Greetings from the Niagara Peninsula where I am spending a few August days with my family. This historically significant region was originally settled by the Iroquois Indians, then known as the Ongiaras, and later by the Loyalists escaping the American Revolution. Due to its strategic location on Lake Ontario, it was the scene of massive fighting between the British and Americans during the War of 1812 climaxing in the burning of Fort George. Today the area could not be more bucolic with acres of orchards and vineyards, immaculate gardens and parks, imposing homes, and charming inns and B & B's dotting the roadsides. The jewel in the crown must be considered the town of Niagara on the Lake, home of the renowned Shaw Festival, and a destination for day trippers seeking a nice meal, interesting shopping and fine entertainment in an exquisite setting.

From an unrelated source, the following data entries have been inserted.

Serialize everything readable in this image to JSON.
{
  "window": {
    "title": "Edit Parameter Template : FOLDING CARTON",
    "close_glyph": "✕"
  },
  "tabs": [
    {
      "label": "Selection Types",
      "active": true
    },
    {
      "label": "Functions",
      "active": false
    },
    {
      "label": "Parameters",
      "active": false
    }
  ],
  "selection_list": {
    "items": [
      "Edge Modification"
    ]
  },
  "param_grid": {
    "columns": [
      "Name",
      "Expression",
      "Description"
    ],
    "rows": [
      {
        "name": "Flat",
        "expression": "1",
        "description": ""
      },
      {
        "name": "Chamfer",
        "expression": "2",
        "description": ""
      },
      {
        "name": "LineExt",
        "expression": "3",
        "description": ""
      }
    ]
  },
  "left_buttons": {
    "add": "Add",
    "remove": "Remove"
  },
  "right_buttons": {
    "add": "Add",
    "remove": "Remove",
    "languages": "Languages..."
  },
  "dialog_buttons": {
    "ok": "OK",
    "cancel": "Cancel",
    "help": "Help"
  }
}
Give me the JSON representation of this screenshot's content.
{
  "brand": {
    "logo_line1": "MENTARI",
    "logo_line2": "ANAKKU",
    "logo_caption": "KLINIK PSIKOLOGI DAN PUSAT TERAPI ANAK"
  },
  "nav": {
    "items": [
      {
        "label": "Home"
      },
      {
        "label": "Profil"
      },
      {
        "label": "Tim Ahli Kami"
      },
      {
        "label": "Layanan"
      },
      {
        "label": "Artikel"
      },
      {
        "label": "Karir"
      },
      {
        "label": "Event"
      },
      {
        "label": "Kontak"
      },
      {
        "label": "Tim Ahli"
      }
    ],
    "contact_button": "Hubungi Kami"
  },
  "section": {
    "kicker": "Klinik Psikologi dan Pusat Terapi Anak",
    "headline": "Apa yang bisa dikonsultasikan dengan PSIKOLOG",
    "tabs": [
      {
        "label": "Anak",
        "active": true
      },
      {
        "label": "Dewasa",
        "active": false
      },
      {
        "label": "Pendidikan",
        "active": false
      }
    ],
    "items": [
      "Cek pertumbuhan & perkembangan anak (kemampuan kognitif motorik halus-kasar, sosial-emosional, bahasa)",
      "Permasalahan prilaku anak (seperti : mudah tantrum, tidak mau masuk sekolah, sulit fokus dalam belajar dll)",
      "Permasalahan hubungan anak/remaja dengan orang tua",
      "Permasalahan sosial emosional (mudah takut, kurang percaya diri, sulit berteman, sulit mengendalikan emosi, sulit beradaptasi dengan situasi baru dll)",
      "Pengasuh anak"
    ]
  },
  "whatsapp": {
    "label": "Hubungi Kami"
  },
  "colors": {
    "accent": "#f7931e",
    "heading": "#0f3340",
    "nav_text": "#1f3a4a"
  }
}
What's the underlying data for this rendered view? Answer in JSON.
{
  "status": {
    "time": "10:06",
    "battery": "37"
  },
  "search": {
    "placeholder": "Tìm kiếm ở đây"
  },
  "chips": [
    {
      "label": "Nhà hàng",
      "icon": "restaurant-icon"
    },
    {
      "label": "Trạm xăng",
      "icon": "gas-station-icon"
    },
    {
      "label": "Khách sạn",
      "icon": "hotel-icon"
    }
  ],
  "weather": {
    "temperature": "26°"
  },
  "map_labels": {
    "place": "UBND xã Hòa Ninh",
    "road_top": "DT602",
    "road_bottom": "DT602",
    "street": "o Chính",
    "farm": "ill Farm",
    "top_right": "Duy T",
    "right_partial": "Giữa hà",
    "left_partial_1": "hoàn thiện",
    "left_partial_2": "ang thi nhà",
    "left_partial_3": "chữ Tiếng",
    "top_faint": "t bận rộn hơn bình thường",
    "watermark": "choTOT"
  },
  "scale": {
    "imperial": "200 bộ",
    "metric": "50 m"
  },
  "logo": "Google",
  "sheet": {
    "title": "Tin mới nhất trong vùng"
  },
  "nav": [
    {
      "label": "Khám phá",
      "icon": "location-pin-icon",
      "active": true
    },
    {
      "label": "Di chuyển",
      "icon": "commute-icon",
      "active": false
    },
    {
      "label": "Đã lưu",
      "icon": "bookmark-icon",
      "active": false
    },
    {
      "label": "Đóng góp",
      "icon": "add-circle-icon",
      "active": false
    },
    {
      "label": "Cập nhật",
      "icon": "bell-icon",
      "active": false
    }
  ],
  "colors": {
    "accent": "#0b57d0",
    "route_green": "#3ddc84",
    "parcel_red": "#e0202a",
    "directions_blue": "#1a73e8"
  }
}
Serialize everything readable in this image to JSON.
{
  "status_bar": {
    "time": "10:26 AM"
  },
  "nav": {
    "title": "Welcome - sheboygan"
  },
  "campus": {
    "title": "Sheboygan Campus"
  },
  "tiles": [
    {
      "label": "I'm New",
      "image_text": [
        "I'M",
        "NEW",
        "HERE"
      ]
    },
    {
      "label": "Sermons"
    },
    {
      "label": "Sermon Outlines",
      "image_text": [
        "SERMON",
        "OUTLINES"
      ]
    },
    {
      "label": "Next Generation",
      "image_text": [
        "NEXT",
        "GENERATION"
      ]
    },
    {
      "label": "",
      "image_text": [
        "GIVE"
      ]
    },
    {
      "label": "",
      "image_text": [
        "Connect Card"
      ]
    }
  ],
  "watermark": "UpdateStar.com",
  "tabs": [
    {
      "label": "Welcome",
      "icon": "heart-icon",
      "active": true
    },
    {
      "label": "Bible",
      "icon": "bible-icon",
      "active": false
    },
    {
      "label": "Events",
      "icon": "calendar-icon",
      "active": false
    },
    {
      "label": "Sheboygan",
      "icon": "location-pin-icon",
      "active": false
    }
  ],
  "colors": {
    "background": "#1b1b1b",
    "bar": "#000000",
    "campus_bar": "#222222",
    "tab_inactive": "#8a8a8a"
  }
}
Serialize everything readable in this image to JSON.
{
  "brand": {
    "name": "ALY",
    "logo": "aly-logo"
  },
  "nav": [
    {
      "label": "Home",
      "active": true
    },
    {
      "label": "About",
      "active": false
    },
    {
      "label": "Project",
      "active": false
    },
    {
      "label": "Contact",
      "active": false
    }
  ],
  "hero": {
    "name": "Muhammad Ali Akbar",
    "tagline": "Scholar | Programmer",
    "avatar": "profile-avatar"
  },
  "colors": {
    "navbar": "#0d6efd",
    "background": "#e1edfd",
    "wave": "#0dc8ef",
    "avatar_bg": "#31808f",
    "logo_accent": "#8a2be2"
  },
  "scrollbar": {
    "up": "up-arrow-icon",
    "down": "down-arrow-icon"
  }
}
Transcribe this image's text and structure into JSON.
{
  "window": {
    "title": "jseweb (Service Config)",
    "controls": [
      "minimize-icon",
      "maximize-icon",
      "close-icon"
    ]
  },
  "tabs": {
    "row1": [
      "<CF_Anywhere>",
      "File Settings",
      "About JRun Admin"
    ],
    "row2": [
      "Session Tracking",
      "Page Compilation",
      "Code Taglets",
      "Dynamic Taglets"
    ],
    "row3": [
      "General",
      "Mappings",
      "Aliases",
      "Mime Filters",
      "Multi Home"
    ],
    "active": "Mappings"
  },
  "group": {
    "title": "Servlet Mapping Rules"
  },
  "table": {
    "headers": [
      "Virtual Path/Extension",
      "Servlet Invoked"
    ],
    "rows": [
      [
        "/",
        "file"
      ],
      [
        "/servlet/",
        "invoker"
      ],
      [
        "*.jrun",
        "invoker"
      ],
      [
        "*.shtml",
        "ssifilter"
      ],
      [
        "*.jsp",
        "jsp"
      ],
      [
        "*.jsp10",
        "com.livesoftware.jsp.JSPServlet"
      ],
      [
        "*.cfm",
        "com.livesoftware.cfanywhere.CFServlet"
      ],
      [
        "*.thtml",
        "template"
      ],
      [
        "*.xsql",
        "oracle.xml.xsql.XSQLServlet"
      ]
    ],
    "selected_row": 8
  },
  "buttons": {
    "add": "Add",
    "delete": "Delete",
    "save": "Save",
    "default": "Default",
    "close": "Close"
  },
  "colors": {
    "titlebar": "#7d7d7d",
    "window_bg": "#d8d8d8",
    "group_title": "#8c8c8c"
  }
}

So on this perfect summer day we decided to take a ride on the Niagara Parkway and enjoy the region's natural beauty. We began our tour near General Isaac Brock's statue and behind the Sir Adam Beck Power Plant, at the Floral Clock in Queenston. Created in 1950 by Ontario Hydro, the clock features 16,000 carpet bedding plants changed twice a year and maintained by the Niagara Parks Horticultural staff. It is a landmark in the area and is accurate as well as beautiful.
A little farther down the road is the Butterfly Conservatory located on the manicured grounds of the Niagara Parks Botanical Gardens and School of Horticulture. A visit to the Butterfly Conservatory is pure magic. Imagine walking among 2,000 tropical butterflies in a rainforest setting as they flutter about in a riot of color! And then, very briefly, one lands on your shoulder or hand and you can't believe that these delicate, beautiful creatures are real - but they are!
As you can imagine, the Niagara Falls area is very busy during the summer tourist season and we decided to leave the driving to the professionals and hop on the Niagara Parks People Mover. The bus makes several stops along the route including at the Whirlpool Aero Car where you can take a gondola ride over the Great Gorge, the elevator down to the White Water Walk along the raging rapids and the Maid of the Mist boat tour - the oldest tourist attraction in North American. We hop off the People Mover at Queen Victoria Place and have a quick bite of lunch on the terrace at Edgewaters Grill. The food was not great but the view could not be beat as we looked out over both the American and the Canadian Horseshoe Falls.
Restored, we set off to see the main attraction - Niagara Falls - a tourist destination since the mid 1800's, the major source of hydroelectricity for the Eastern Seaboard and a lure for daredevils from tightrope walkers to barrel divers. Now this was not my first trip to the Falls. I've had the good fortune to visit several times and during every season but the reaction is always the same - awe inspiring. Majestic, beautiful, powerful, thundering are mere adjectives to try to impart the impression made by this natural wonder. Looking over the stone fence at the millions of gallons of water rushing to the edge, plunging over the precipice to fall 73 feet into the roiling, foaming gorge below is both mesmerizing and terrifying at the same time. Especially since the day before a tourist from Japan had missed her footing, fell into the river, was swept away and is still missing at the time of this blog.
The Table Rock Welcome Centre offers tourist information, access to the Journey Behind the Falls, and the newest attraction, Niagara's Fury, a 4-D virtual experience recreating the sights and sounds of the formation of the Falls. Here we picked up the People Mover again and continued South to the Floral Showhouse.
For over 60 years visitors have come to enjoy the outdoor gardens and indoor greenhouse displays of the Floral Showhouse. A paradise of flowers and tropical birds, the plantings vary by season and offer an Arcadian respite to the energy and crowds of the Falls.
It's time to get back on to the People Mover and head back to our starting point. Along the way we pass the abandoned Ontario Power turbine plant, the wreck of the Niagara Scow, a barge that went aground in 1918 (fortunately no one on board perished) and remains lodged at the edge of the Falls, through the mist created by the thundering waterfalls and on past the myriad attractions and sights that line the route. We return to the Butterfly Conservatory, but before getting into the car I couldn't resist an ice cream and a walk through the magnificent park of the Niagara Park Botanical Gardens!
Celebrating 75 years of bringing floral beauty to the region, the School of Horticulture, who plant and maintain the gardens, have put on an anniversary show that is absolutely gorgeous. The 99 acres of grounds showcases an arboretum, a rose garden, perennial gardens, a European allée, herb and vegetable gardens and a formal parterre garden. Charming surprises like a small waterlily pond or a sculpture of garden tools add to the overall pleasure of wandering the exquisitely planted and manicured green. It was a perfect conclusion to a wonderful day exploring the beautiful Niagara Parkway!